### [Problem requirements]
Below are some records; find each line that carries the word "heading" and copy it.

[Data records for software interfaces]
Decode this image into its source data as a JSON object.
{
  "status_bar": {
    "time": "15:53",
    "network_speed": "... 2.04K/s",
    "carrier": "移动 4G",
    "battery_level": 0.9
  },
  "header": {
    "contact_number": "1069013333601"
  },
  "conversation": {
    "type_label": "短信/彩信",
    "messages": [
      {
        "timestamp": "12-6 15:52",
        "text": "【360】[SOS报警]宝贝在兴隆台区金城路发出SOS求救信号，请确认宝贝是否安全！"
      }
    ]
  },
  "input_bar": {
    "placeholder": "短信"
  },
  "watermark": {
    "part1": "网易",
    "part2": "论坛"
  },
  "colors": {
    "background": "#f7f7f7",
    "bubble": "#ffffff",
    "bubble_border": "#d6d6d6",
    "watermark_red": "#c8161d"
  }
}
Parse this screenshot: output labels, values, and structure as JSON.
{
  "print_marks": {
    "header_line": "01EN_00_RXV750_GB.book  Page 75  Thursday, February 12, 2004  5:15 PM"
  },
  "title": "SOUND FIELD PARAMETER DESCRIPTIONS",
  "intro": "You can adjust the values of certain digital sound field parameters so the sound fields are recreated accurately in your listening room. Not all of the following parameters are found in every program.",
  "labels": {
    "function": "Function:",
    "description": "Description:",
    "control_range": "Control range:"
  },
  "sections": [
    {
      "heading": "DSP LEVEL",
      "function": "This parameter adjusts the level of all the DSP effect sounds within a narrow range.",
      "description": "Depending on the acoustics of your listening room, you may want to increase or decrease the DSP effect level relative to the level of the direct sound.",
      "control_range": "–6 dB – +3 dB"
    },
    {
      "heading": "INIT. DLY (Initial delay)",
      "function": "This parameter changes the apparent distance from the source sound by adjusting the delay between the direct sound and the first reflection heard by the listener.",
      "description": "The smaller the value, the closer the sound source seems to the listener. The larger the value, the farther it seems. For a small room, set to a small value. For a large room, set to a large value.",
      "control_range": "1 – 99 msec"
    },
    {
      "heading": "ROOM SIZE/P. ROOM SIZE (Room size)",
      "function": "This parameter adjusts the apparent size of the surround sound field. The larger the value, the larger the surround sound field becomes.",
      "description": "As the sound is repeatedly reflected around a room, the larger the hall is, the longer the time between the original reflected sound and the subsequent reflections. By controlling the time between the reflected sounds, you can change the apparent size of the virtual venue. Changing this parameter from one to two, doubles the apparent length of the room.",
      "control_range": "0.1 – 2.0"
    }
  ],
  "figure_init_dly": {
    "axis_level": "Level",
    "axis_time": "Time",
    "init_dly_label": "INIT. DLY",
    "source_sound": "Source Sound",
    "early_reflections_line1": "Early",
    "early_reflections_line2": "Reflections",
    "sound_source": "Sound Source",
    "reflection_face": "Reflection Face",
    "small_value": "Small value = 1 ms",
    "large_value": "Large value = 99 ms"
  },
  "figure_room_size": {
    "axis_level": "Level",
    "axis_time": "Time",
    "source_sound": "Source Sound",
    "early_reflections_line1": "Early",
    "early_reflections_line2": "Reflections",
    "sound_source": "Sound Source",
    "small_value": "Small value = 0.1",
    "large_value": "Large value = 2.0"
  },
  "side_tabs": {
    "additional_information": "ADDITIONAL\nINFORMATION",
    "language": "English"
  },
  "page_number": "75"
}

### [Written response]
      "heading": "DSP LEVEL",
      "heading": "INIT. DLY (Initial delay)",
      "heading": "ROOM SIZE/P. ROOM SIZE (Room size)",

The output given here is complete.